Video-illuminators, motorised lights of various types, lasers and sound diffusers represent the “brushes” with which the selected artists create emotional environments, interacting with the architecture of the chosen sites. Each has its own specificity and diverse history, but all are suspended places, squeezed between the loss of identity and a perennial condition of arbitrariness and precariousness, condemned to neglect by chaotic urban development. These architectural projects with a troubled history have had a significant impact on Rome’s urban planning. Today, with the exception of the Alessandria aqueduct, they are symbols of urban decay and misuse of public property.
They are the perfect places in which to develop Naturare, the “fil rouge” of this edition. “Humanity acts in an invasive, irresponsible, selfish and arrivistic manner, deluding itself that it can govern the natural world while ignoring its responsibilities towards it. A rapid, radical change is needed: we have a responsibility to take care of Nature. This idea must govern our daily actions, gaining inspiration from artists’ visions. How can we, through art, ‘Naturare’ the impact of the whole of Humanity’s activities and harmonise it with Nature?” says Labonia.
For one night, the structures in question can redeem themselves: each artist will impact the architecture, making it something different from that which we are forced to look at everyday; and the public will be able to explore this particular material heritage by connecting it to a new intangible heritage.
Finally, from 20 to 30 December, The Need to Modify the Existing, will also take place, a series of meetings with managers, teachers and artists, also including workshops for children and intensive workshops for those who want to expand their knowledge of light art and digital art.
(from the press release)

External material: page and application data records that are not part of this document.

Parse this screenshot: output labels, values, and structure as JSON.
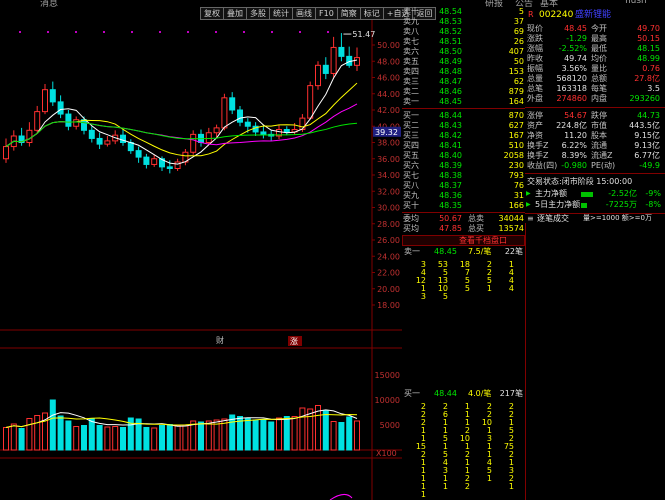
{
  "topbar": {
    "items": [
      "消息",
      "研报",
      "公告",
      "基本",
      "flush"
    ]
  },
  "toolbar": {
    "buttons": [
      "复权",
      "叠加",
      "多股",
      "统计",
      "画线",
      "F10",
      "简察",
      "标记",
      "+自选",
      "返回"
    ]
  },
  "colors": {
    "up": "#ff3030",
    "down": "#00e0e0",
    "ma1": "#ffffff",
    "ma2": "#ffff00",
    "ma3": "#ff00ff",
    "ma4": "#00e600",
    "grid": "#800000"
  },
  "chart": {
    "price_ticks": [
      "50.00",
      "48.00",
      "46.00",
      "44.00",
      "42.00",
      "40.00",
      "38.00",
      "36.00",
      "34.00",
      "32.00",
      "30.00",
      "28.00",
      "26.00",
      "24.00",
      "22.00",
      "20.00",
      "18.00"
    ],
    "current_price_tag": "39.32",
    "high_annotation": "51.47",
    "markers": [
      "财",
      "涨"
    ],
    "volume_ticks": [
      "15000",
      "10000",
      "5000"
    ],
    "volume_unit": "X100",
    "candles": [
      {
        "o": 36.0,
        "c": 37.5,
        "h": 38.5,
        "l": 35.5,
        "v": 4500
      },
      {
        "o": 37.5,
        "c": 38.8,
        "h": 39.5,
        "l": 37.0,
        "v": 5200
      },
      {
        "o": 38.8,
        "c": 38.0,
        "h": 39.8,
        "l": 37.6,
        "v": 4300
      },
      {
        "o": 38.0,
        "c": 39.5,
        "h": 40.5,
        "l": 37.5,
        "v": 6300
      },
      {
        "o": 39.5,
        "c": 41.8,
        "h": 42.5,
        "l": 39.2,
        "v": 6900
      },
      {
        "o": 41.8,
        "c": 44.5,
        "h": 45.2,
        "l": 41.5,
        "v": 7400
      },
      {
        "o": 44.5,
        "c": 43.0,
        "h": 45.5,
        "l": 42.5,
        "v": 10000
      },
      {
        "o": 43.0,
        "c": 41.5,
        "h": 43.8,
        "l": 41.0,
        "v": 6800
      },
      {
        "o": 41.5,
        "c": 40.0,
        "h": 42.0,
        "l": 39.5,
        "v": 5800
      },
      {
        "o": 40.0,
        "c": 40.8,
        "h": 41.2,
        "l": 39.6,
        "v": 4700
      },
      {
        "o": 40.8,
        "c": 39.5,
        "h": 41.2,
        "l": 39.0,
        "v": 4900
      },
      {
        "o": 39.5,
        "c": 38.5,
        "h": 40.0,
        "l": 38.0,
        "v": 6300
      },
      {
        "o": 38.5,
        "c": 37.8,
        "h": 39.2,
        "l": 37.2,
        "v": 4900
      },
      {
        "o": 37.8,
        "c": 38.2,
        "h": 38.8,
        "l": 37.5,
        "v": 4600
      },
      {
        "o": 38.2,
        "c": 38.9,
        "h": 39.5,
        "l": 37.8,
        "v": 4700
      },
      {
        "o": 38.9,
        "c": 38.0,
        "h": 39.6,
        "l": 37.6,
        "v": 4500
      },
      {
        "o": 38.0,
        "c": 37.0,
        "h": 38.4,
        "l": 36.6,
        "v": 6400
      },
      {
        "o": 37.0,
        "c": 36.2,
        "h": 37.5,
        "l": 35.5,
        "v": 6200
      },
      {
        "o": 36.2,
        "c": 35.3,
        "h": 36.6,
        "l": 34.8,
        "v": 4500
      },
      {
        "o": 35.3,
        "c": 36.0,
        "h": 36.5,
        "l": 35.0,
        "v": 4400
      },
      {
        "o": 36.0,
        "c": 35.0,
        "h": 36.3,
        "l": 34.5,
        "v": 4900
      },
      {
        "o": 35.0,
        "c": 34.8,
        "h": 35.8,
        "l": 34.2,
        "v": 5100
      },
      {
        "o": 34.8,
        "c": 35.6,
        "h": 36.0,
        "l": 34.5,
        "v": 4800
      },
      {
        "o": 35.6,
        "c": 36.8,
        "h": 37.2,
        "l": 35.2,
        "v": 4800
      },
      {
        "o": 36.8,
        "c": 39.0,
        "h": 39.5,
        "l": 36.5,
        "v": 5800
      },
      {
        "o": 39.0,
        "c": 38.0,
        "h": 39.6,
        "l": 37.5,
        "v": 5600
      },
      {
        "o": 38.0,
        "c": 39.2,
        "h": 39.8,
        "l": 37.8,
        "v": 5800
      },
      {
        "o": 39.2,
        "c": 39.8,
        "h": 40.2,
        "l": 38.6,
        "v": 6000
      },
      {
        "o": 39.8,
        "c": 43.5,
        "h": 44.0,
        "l": 39.5,
        "v": 6200
      },
      {
        "o": 43.5,
        "c": 42.0,
        "h": 44.2,
        "l": 41.5,
        "v": 7000
      },
      {
        "o": 42.0,
        "c": 40.5,
        "h": 42.5,
        "l": 40.0,
        "v": 6700
      },
      {
        "o": 40.5,
        "c": 40.0,
        "h": 41.0,
        "l": 39.2,
        "v": 6300
      },
      {
        "o": 40.0,
        "c": 39.3,
        "h": 40.5,
        "l": 38.8,
        "v": 6000
      },
      {
        "o": 39.3,
        "c": 39.0,
        "h": 40.0,
        "l": 38.5,
        "v": 6100
      },
      {
        "o": 39.0,
        "c": 38.8,
        "h": 39.5,
        "l": 38.2,
        "v": 5600
      },
      {
        "o": 38.8,
        "c": 39.6,
        "h": 40.2,
        "l": 38.4,
        "v": 6400
      },
      {
        "o": 39.6,
        "c": 39.3,
        "h": 40.0,
        "l": 38.9,
        "v": 6700
      },
      {
        "o": 39.3,
        "c": 39.6,
        "h": 40.4,
        "l": 39.0,
        "v": 6700
      },
      {
        "o": 39.6,
        "c": 41.0,
        "h": 41.5,
        "l": 39.3,
        "v": 8400
      },
      {
        "o": 41.0,
        "c": 45.0,
        "h": 45.5,
        "l": 40.8,
        "v": 8200
      },
      {
        "o": 45.0,
        "c": 47.5,
        "h": 48.0,
        "l": 44.5,
        "v": 8900
      },
      {
        "o": 47.5,
        "c": 46.5,
        "h": 48.5,
        "l": 45.8,
        "v": 7900
      },
      {
        "o": 46.5,
        "c": 49.7,
        "h": 51.0,
        "l": 46.0,
        "v": 5700
      },
      {
        "o": 49.7,
        "c": 48.6,
        "h": 51.47,
        "l": 48.0,
        "v": 5500
      },
      {
        "o": 48.6,
        "c": 47.5,
        "h": 49.8,
        "l": 47.2,
        "v": 6600
      },
      {
        "o": 47.5,
        "c": 48.45,
        "h": 49.7,
        "l": 46.8,
        "v": 5800
      }
    ]
  },
  "orderbook": {
    "sells": [
      {
        "label": "卖十",
        "price": "48.54",
        "vol": "5"
      },
      {
        "label": "卖九",
        "price": "48.53",
        "vol": "37"
      },
      {
        "label": "卖八",
        "price": "48.52",
        "vol": "69"
      },
      {
        "label": "卖七",
        "price": "48.51",
        "vol": "26"
      },
      {
        "label": "卖六",
        "price": "48.50",
        "vol": "407"
      },
      {
        "label": "卖五",
        "price": "48.49",
        "vol": "50"
      },
      {
        "label": "卖四",
        "price": "48.48",
        "vol": "153"
      },
      {
        "label": "卖三",
        "price": "48.47",
        "vol": "62"
      },
      {
        "label": "卖二",
        "price": "48.46",
        "vol": "879"
      },
      {
        "label": "卖一",
        "price": "48.45",
        "vol": "164"
      }
    ],
    "buys": [
      {
        "label": "买一",
        "price": "48.44",
        "vol": "870"
      },
      {
        "label": "买二",
        "price": "48.43",
        "vol": "627"
      },
      {
        "label": "买三",
        "price": "48.42",
        "vol": "167"
      },
      {
        "label": "买四",
        "price": "48.41",
        "vol": "510"
      },
      {
        "label": "买五",
        "price": "48.40",
        "vol": "2058"
      },
      {
        "label": "买六",
        "price": "48.39",
        "vol": "230"
      },
      {
        "label": "买七",
        "price": "48.38",
        "vol": "793"
      },
      {
        "label": "买八",
        "price": "48.37",
        "vol": "76"
      },
      {
        "label": "买九",
        "price": "48.36",
        "vol": "31"
      },
      {
        "label": "买十",
        "price": "48.35",
        "vol": "166"
      }
    ],
    "summary": [
      {
        "label": "委均",
        "price": "50.67",
        "label2": "总卖",
        "vol": "34044"
      },
      {
        "label": "买均",
        "price": "47.85",
        "label2": "总买",
        "vol": "13574"
      }
    ],
    "link_label": "查看千档盘口"
  },
  "quote": {
    "code": "002240",
    "name": "盛新锂能",
    "rows": [
      [
        "现价",
        "48.45",
        "今开",
        "49.70"
      ],
      [
        "涨跌",
        "-1.29",
        "最高",
        "50.15"
      ],
      [
        "涨幅",
        "-2.52%",
        "最低",
        "48.15"
      ],
      [
        "昨收",
        "49.74",
        "均价",
        "48.99"
      ],
      [
        "振幅",
        "3.56%",
        "量比",
        "0.76"
      ],
      [
        "总量",
        "568120",
        "总额",
        "27.8亿"
      ],
      [
        "总笔",
        "163318",
        "每笔",
        "3.5"
      ],
      [
        "外盘",
        "274860",
        "内盘",
        "293260"
      ]
    ],
    "rows2": [
      [
        "涨停",
        "54.67",
        "跌停",
        "44.73"
      ],
      [
        "资产",
        "224.8亿",
        "市值",
        "443.5亿"
      ],
      [
        "净资",
        "11.20",
        "股本",
        "9.15亿"
      ],
      [
        "换手Z",
        "6.22%",
        "流通",
        "9.13亿"
      ],
      [
        "换手Z",
        "8.39%",
        "流通Z",
        "6.77亿"
      ],
      [
        "收益(四)",
        "-0.980",
        "PE(动)",
        "-49.9"
      ]
    ],
    "trade_status": "交易状态:闭市阶段 15:00:00",
    "main_flow_label": "主力净额",
    "main_flow_value": "-2.52亿",
    "main_flow_pct": "-9%",
    "five_day_label": "5日主力净额",
    "five_day_value": "-7225万",
    "five_day_pct": "-8%"
  },
  "trade_header": {
    "title": "逐笔成交",
    "filter": "量>=1000 额>=0万"
  },
  "queue_sell": {
    "label": "卖一",
    "price": "48.45",
    "count": "7.5/笔",
    "total": "22笔",
    "rows": [
      [
        "3",
        "53",
        "18",
        "2",
        "1"
      ],
      [
        "4",
        "5",
        "7",
        "2",
        "4"
      ],
      [
        "12",
        "13",
        "5",
        "5",
        "4"
      ],
      [
        "1",
        "10",
        "5",
        "1",
        "4"
      ],
      [
        "3",
        "5",
        "",
        "",
        ""
      ]
    ]
  },
  "queue_buy": {
    "label": "买一",
    "price": "48.44",
    "count": "4.0/笔",
    "total": "217笔",
    "rows": [
      [
        "2",
        "2",
        "1",
        "2",
        "2"
      ],
      [
        "2",
        "6",
        "1",
        "2",
        "2"
      ],
      [
        "2",
        "1",
        "1",
        "10",
        "1"
      ],
      [
        "1",
        "1",
        "2",
        "1",
        "5"
      ],
      [
        "1",
        "5",
        "10",
        "3",
        "2"
      ],
      [
        "15",
        "1",
        "1",
        "1",
        "75"
      ],
      [
        "2",
        "5",
        "2",
        "1",
        "2"
      ],
      [
        "1",
        "4",
        "1",
        "4",
        "1"
      ],
      [
        "1",
        "3",
        "1",
        "5",
        "3"
      ],
      [
        "1",
        "1",
        "2",
        "1",
        "2"
      ],
      [
        "1",
        "1",
        "2",
        "",
        "1"
      ],
      [
        "1",
        "",
        "",
        "",
        ""
      ]
    ]
  }
}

images: (cover 1) Daniele Spanò (2) Deltaprocess (3) Hinrich Gross (4) Tritto – Raw Flows (5) Simona Verrusio – Mandelbrot figure (6) Repetto Maroccolo – Y.K. L’ALTRA METÀ DEL CIELO (Conflitto per codifica unicode)